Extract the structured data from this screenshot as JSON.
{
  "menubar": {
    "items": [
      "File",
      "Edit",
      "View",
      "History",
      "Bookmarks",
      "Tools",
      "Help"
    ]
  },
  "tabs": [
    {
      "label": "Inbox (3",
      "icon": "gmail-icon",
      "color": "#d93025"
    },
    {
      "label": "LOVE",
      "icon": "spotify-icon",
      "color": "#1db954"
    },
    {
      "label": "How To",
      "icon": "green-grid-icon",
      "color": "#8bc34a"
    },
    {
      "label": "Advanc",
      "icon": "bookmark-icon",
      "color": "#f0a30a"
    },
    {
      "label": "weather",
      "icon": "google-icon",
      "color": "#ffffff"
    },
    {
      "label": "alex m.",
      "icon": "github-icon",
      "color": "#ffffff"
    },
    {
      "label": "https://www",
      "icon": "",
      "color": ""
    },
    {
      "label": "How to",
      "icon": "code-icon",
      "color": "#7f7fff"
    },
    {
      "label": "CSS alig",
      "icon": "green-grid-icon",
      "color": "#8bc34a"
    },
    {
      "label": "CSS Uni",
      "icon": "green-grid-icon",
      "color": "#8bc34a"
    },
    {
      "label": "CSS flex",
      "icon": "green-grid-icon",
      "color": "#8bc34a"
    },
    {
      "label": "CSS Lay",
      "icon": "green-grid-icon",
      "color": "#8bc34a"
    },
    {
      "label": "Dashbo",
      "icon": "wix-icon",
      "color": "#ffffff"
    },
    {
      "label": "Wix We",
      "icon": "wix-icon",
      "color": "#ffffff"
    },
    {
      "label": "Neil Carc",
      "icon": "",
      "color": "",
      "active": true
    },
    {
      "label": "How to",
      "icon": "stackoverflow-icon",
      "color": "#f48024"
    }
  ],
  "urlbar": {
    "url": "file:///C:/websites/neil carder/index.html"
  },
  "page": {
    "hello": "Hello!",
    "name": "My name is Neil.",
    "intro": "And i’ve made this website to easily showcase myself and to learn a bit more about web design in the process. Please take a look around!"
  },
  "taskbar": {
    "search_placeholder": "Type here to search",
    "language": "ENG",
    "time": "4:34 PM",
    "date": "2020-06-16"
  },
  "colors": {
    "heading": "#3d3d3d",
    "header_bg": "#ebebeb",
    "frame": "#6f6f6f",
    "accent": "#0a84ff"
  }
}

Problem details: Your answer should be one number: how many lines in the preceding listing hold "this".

Answer box: 2